The staff of Corp Fin have posted a revised set of CDIs interpreting the cross-border exemptions. The new CDIs replace the 17-year old interpretations that were contained in Section II of the July 2001 Interim Supplement to the antediluvian Telephone Interpretations Manual. (You may even have a copy in a three-hole binder somewhere.) Some of the CDIs reflect only technical revisions, some are substantive and some are entirely new interps.
Corp Fin has just posted A Small Entity Compliance Guide for Issuers that summarizes the recent amendments to the definition of “smaller reporting company” and related amendments. (See this PubCo post and this Cooley Alert.) The Guide also provides some clarification regarding timing and transition to the new definition.
Corp Fin has issued two new CDIs related to the voluntary submission of Notices of Exempt Solicitation under Exchange Act Rule 14a-6(g). That rule requires any person who engages in an exempt solicitation pursuant to Exchange Act Rule 14a-2(b)(1) (i.e., without soliciting a proxy) and beneficially owns over $5 million of the class of securities subject to the solicitation to furnish or mail to the SEC a Notice of Exempt Solicitation. Rule 14a-103 requires the soliciting party to attach the written soliciting materials required to be submitted pursuant to Rule 14a-6(g)(1). Recently, some shareholders (think John Chevedden) have begun to submit these Notices voluntarily in what appears to be a way to publicly to express their views on proposals.
Corp Fin has announced that it intends to begin to publicly release on EDGAR “bedbug” letters—letters issued by Corp Fin to advise the issuer that its registration statement or other offering document is so deficient that Corp Fin won’t even bother to review it until the filing is amended to repair the deficiencies. (This type of “bedbug” letter is not to be confused with the “poison pen” type of “bedbug” letter that is frequently submitted to the SEC by participants in proxy contests for the purpose of identifying errors, misleading statements and violations made in filings by their opponents. Why they are both called “bedbug” letters is above my pay grade.)
For quite a while, the CDIs related to the proxy rules and proxy statements have been a bit of a hodge-podge of different sources and supplements. There were even interpretations extant from the ancient Telephone Interpretations Manual—you may even have a mimeograph copy of that in your office somewhere. Now, Corp Fin has undertaken to update and harmonize some of those proxy-related interpretations, specifically the basic Interpretations Manual and its March 1999 Supplement. The rest of the supplements remain undisturbed for the moment; however, Corp Fin advises that it is in the process of updating them all.

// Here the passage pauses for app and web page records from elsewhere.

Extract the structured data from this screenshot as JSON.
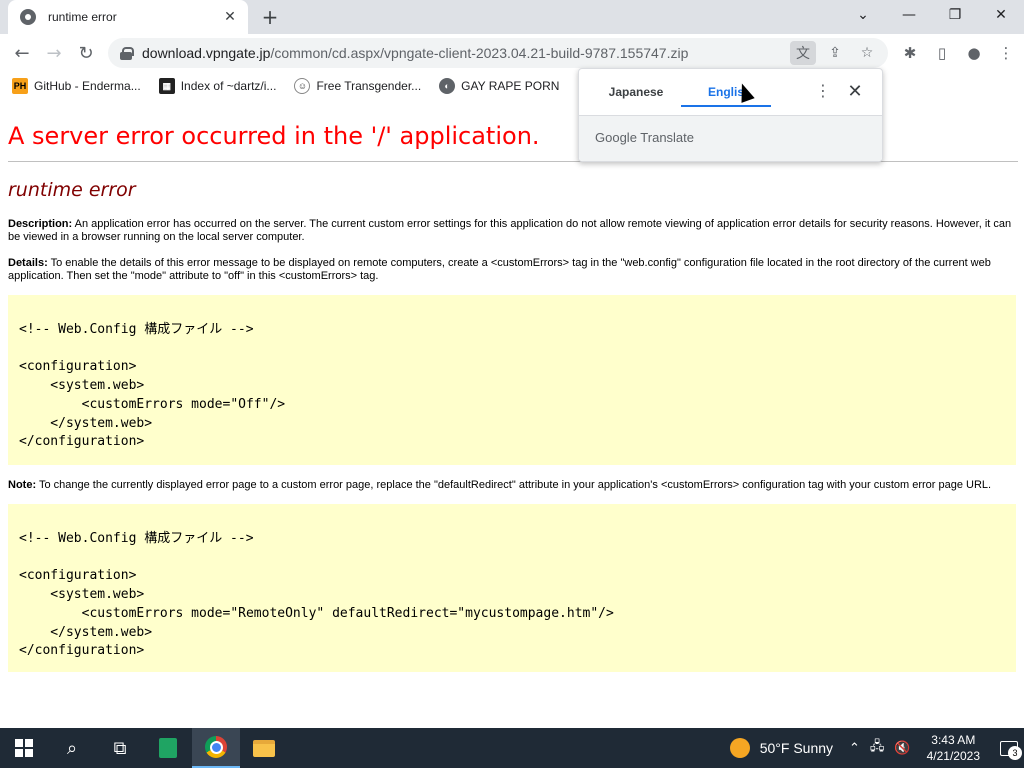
{
  "browser": {
    "tab_title": "runtime error",
    "url_host": "download.vpngate.jp",
    "url_path": "/common/cd.aspx/vpngate-client-2023.04.21-build-9787.155747.zip",
    "bookmarks": [
      {
        "label": "GitHub - Enderma...",
        "icon": "PH"
      },
      {
        "label": "Index of ~dartz/i...",
        "icon": "index-icon"
      },
      {
        "label": "Free Transgender...",
        "icon": "mask-icon"
      },
      {
        "label": "GAY RAPE PORN",
        "icon": "globe-icon"
      }
    ]
  },
  "translate_popup": {
    "tabs": [
      {
        "label": "Japanese",
        "selected": false
      },
      {
        "label": "Englis",
        "selected": true
      }
    ],
    "brand": "Google Translate"
  },
  "page": {
    "title": "A server error occurred in the '/' application.",
    "subtitle": "runtime error",
    "description_label": "Description:",
    "description_text": " An application error has occurred on the server. The current custom error settings for this application do not allow remote viewing of application error details for security reasons. However, it can be viewed in a browser running on the local server computer.",
    "details_label": "Details:",
    "details_text": " To enable the details of this error message to be displayed on remote computers, create a <customErrors> tag in the \"web.config\" configuration file located in the root directory of the current web application. Then set the \"mode\" attribute to \"off\" in this <customErrors> tag.",
    "code1": "<!-- Web.Config 構成ファイル -->\n\n<configuration>\n    <system.web>\n        <customErrors mode=\"Off\"/>\n    </system.web>\n</configuration>",
    "note_label": "Note:",
    "note_text": " To change the currently displayed error page to a custom error page, replace the \"defaultRedirect\" attribute in your application's <customErrors> configuration tag with your custom error page URL.",
    "code2": "<!-- Web.Config 構成ファイル -->\n\n<configuration>\n    <system.web>\n        <customErrors mode=\"RemoteOnly\" defaultRedirect=\"mycustompage.htm\"/>\n    </system.web>\n</configuration>"
  },
  "taskbar": {
    "weather": "50°F  Sunny",
    "time": "3:43 AM",
    "date": "4/21/2023",
    "notifications": "3"
  },
  "colors": {
    "title_red": "#ff0000",
    "subtitle_maroon": "#800000",
    "code_bg": "#ffffcc",
    "taskbar_bg": "#1f2a36",
    "accent_blue": "#1a73e8"
  }
}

In past few years, after Corp Fin issued Staff Legal Bulletin 14H redefining the meaning of “direct conflict” under the Rule 14a-8(i)(9) exclusion for “conflicting proposals,” the staff has continued to fill in the outline of what works and what doesn’t work under the new interpretation of the exclusion. In American Airlines Group (avail. April 2, 2018), the staff concluded that the approach taken by the company was coloring outside the lines and denied no-action relief.